* [Collection entries]:
=== Section Start ===

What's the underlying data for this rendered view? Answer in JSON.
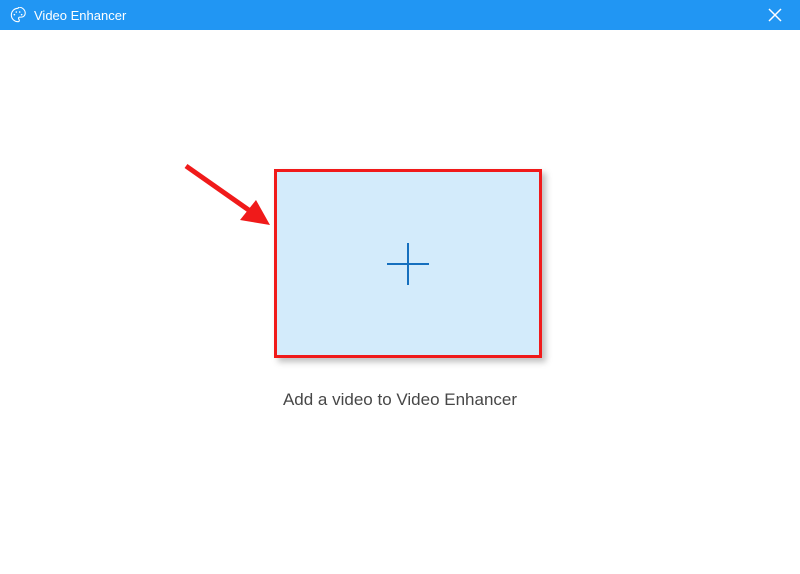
{
  "window": {
    "title": "Video Enhancer"
  },
  "main": {
    "caption": "Add a video to Video Enhancer"
  },
  "colors": {
    "titlebar_bg": "#2196f3",
    "dropzone_bg": "#d3ebfb",
    "highlight_border": "#f01a1a",
    "plus_stroke": "#156fbe",
    "arrow": "#f01a1a",
    "text": "#474747"
  },
  "icons": {
    "app": "palette-icon",
    "close": "close-icon",
    "add": "plus-icon"
  }
}
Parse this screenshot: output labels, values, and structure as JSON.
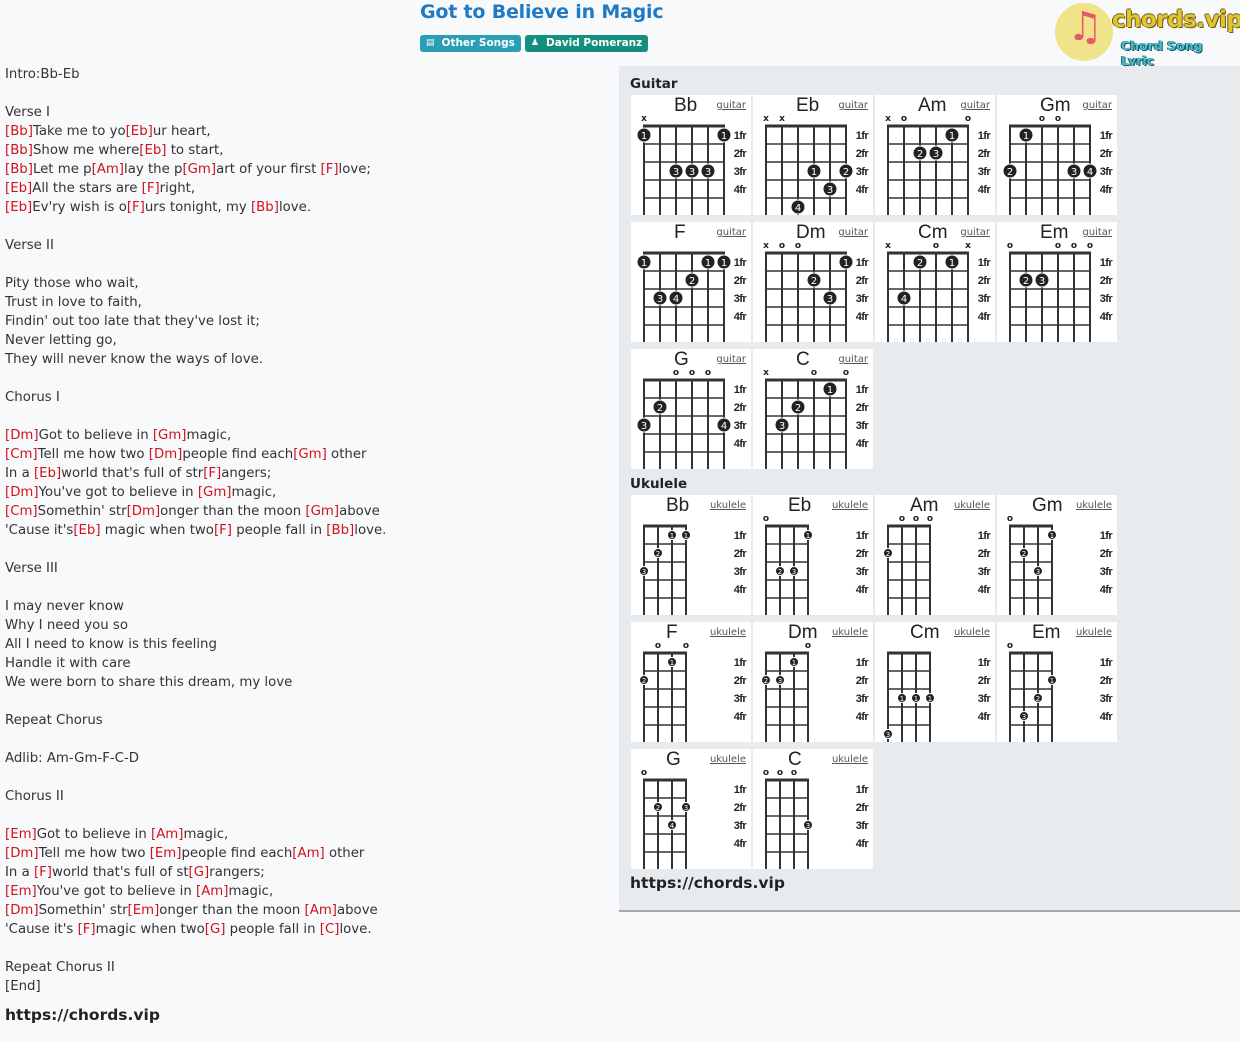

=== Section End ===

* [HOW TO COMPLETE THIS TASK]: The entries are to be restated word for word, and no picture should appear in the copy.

* [OUTPUT FOR THIS TASK]:
What's the underlying data for this rendered view? Answer in JSON.
{
  "window": {
    "title": "Video Enhancer"
  },
  "main": {
    "caption": "Add a video to Video Enhancer"
  },
  "colors": {
    "titlebar_bg": "#2196f3",
    "dropzone_bg": "#d3ebfb",
    "highlight_border": "#f01a1a",
    "plus_stroke": "#156fbe",
    "arrow": "#f01a1a",
    "text": "#474747"
  },
  "icons": {
    "app": "palette-icon",
    "close": "close-icon",
    "add": "plus-icon"
  }
}
Parse this screenshot: output labels, values, and structure as JSON.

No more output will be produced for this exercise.